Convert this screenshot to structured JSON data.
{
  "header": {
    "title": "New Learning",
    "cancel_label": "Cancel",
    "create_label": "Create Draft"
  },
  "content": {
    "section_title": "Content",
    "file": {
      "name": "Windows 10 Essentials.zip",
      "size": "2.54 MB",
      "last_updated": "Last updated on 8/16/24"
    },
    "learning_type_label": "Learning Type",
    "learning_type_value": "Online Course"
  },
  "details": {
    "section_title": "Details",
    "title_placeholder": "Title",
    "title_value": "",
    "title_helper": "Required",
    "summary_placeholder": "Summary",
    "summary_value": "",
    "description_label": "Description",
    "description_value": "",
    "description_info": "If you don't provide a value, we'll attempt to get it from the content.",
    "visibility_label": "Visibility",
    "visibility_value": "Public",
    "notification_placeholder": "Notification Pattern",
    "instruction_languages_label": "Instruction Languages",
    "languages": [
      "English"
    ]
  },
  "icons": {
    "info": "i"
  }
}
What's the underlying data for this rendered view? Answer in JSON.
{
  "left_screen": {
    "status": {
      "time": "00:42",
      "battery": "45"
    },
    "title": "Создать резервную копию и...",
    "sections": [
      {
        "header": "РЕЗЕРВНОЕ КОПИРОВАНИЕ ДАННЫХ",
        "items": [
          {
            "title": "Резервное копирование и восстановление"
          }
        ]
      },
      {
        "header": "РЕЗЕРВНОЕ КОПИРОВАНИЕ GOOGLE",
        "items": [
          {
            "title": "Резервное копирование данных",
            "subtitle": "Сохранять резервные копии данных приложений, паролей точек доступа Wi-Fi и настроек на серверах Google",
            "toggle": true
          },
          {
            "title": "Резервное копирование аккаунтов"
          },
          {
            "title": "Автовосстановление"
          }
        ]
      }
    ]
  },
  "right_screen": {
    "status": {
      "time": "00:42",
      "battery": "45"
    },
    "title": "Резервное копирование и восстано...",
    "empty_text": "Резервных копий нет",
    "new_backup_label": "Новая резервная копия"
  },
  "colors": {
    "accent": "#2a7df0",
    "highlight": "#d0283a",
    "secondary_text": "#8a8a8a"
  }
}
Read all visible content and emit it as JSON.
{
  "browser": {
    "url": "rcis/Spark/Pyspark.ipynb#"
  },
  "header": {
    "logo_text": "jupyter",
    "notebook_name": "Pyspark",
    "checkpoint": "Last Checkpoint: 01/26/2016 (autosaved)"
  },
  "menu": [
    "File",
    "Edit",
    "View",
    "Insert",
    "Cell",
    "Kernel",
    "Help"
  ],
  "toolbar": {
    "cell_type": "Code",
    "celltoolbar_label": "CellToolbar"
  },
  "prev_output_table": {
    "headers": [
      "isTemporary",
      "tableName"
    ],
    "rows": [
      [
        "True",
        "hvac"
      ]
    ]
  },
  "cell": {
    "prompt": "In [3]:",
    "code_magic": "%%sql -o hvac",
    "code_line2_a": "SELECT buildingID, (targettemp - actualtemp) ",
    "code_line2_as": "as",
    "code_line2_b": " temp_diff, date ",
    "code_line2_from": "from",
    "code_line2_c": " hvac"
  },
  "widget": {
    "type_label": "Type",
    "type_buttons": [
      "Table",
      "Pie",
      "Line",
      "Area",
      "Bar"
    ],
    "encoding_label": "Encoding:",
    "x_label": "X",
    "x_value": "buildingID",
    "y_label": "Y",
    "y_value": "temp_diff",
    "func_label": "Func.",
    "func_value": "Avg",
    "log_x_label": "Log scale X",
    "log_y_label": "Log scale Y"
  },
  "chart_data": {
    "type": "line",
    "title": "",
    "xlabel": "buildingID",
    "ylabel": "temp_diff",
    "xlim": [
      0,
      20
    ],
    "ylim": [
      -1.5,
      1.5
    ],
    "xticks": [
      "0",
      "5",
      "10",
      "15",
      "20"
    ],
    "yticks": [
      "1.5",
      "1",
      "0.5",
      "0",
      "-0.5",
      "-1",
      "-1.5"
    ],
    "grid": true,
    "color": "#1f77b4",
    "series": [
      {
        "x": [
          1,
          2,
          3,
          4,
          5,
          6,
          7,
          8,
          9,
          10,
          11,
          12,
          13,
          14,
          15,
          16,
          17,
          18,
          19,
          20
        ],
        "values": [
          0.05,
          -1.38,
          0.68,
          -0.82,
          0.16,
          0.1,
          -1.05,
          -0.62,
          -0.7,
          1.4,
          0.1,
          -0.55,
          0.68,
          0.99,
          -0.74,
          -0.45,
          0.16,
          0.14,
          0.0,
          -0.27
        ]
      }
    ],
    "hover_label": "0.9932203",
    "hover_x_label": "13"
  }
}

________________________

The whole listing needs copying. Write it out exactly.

Convert this screenshot to structured JSON data.
{
  "header": {
    "title": "New Learning",
    "cancel_label": "Cancel",
    "create_label": "Create Draft"
  },
  "content": {
    "section_title": "Content",
    "file": {
      "name": "Windows 10 Essentials.zip",
      "size": "2.54 MB",
      "last_updated": "Last updated on 8/16/24"
    },
    "learning_type_label": "Learning Type",
    "learning_type_value": "Online Course"
  },
  "details": {
    "section_title": "Details",
    "title_placeholder": "Title",
    "title_value": "",
    "title_helper": "Required",
    "summary_placeholder": "Summary",
    "summary_value": "",
    "description_label": "Description",
    "description_value": "",
    "description_info": "If you don't provide a value, we'll attempt to get it from the content.",
    "visibility_label": "Visibility",
    "visibility_value": "Public",
    "notification_placeholder": "Notification Pattern",
    "instruction_languages_label": "Instruction Languages",
    "languages": [
      "English"
    ]
  },
  "icons": {
    "info": "i"
  }
}
What's the underlying data for this rendered view? Answer in JSON.
{
  "left_screen": {
    "status": {
      "time": "00:42",
      "battery": "45"
    },
    "title": "Создать резервную копию и...",
    "sections": [
      {
        "header": "РЕЗЕРВНОЕ КОПИРОВАНИЕ ДАННЫХ",
        "items": [
          {
            "title": "Резервное копирование и восстановление"
          }
        ]
      },
      {
        "header": "РЕЗЕРВНОЕ КОПИРОВАНИЕ GOOGLE",
        "items": [
          {
            "title": "Резервное копирование данных",
            "subtitle": "Сохранять резервные копии данных приложений, паролей точек доступа Wi-Fi и настроек на серверах Google",
            "toggle": true
          },
          {
            "title": "Резервное копирование аккаунтов"
          },
          {
            "title": "Автовосстановление"
          }
        ]
      }
    ]
  },
  "right_screen": {
    "status": {
      "time": "00:42",
      "battery": "45"
    },
    "title": "Резервное копирование и восстано...",
    "empty_text": "Резервных копий нет",
    "new_backup_label": "Новая резервная копия"
  },
  "colors": {
    "accent": "#2a7df0",
    "highlight": "#d0283a",
    "secondary_text": "#8a8a8a"
  }
}
Read all visible content and emit it as JSON.
{
  "browser": {
    "url": "rcis/Spark/Pyspark.ipynb#"
  },
  "header": {
    "logo_text": "jupyter",
    "notebook_name": "Pyspark",
    "checkpoint": "Last Checkpoint: 01/26/2016 (autosaved)"
  },
  "menu": [
    "File",
    "Edit",
    "View",
    "Insert",
    "Cell",
    "Kernel",
    "Help"
  ],
  "toolbar": {
    "cell_type": "Code",
    "celltoolbar_label": "CellToolbar"
  },
  "prev_output_table": {
    "headers": [
      "isTemporary",
      "tableName"
    ],
    "rows": [
      [
        "True",
        "hvac"
      ]
    ]
  },
  "cell": {
    "prompt": "In [3]:",
    "code_magic": "%%sql -o hvac",
    "code_line2_a": "SELECT buildingID, (targettemp - actualtemp) ",
    "code_line2_as": "as",
    "code_line2_b": " temp_diff, date ",
    "code_line2_from": "from",
    "code_line2_c": " hvac"
  },
  "widget": {
    "type_label": "Type",
    "type_buttons": [
      "Table",
      "Pie",
      "Line",
      "Area",
      "Bar"
    ],
    "encoding_label": "Encoding:",
    "x_label": "X",
    "x_value": "buildingID",
    "y_label": "Y",
    "y_value": "temp_diff",
    "func_label": "Func.",
    "func_value": "Avg",
    "log_x_label": "Log scale X",
    "log_y_label": "Log scale Y"
  },
  "chart_data": {
    "type": "line",
    "title": "",
    "xlabel": "buildingID",
    "ylabel": "temp_diff",
    "xlim": [
      0,
      20
    ],
    "ylim": [
      -1.5,
      1.5
    ],
    "xticks": [
      "0",
      "5",
      "10",
      "15",
      "20"
    ],
    "yticks": [
      "1.5",
      "1",
      "0.5",
      "0",
      "-0.5",
      "-1",
      "-1.5"
    ],
    "grid": true,
    "color": "#1f77b4",
    "series": [
      {
        "x": [
          1,
          2,
          3,
          4,
          5,
          6,
          7,
          8,
          9,
          10,
          11,
          12,
          13,
          14,
          15,
          16,
          17,
          18,
          19,
          20
        ],
        "values": [
          0.05,
          -1.38,
          0.68,
          -0.82,
          0.16,
          0.1,
          -1.05,
          -0.62,
          -0.7,
          1.4,
          0.1,
          -0.55,
          0.68,
          0.99,
          -0.74,
          -0.45,
          0.16,
          0.14,
          0.0,
          -0.27
        ]
      }
    ],
    "hover_label": "0.9932203",
    "hover_x_label": "13"
  }
}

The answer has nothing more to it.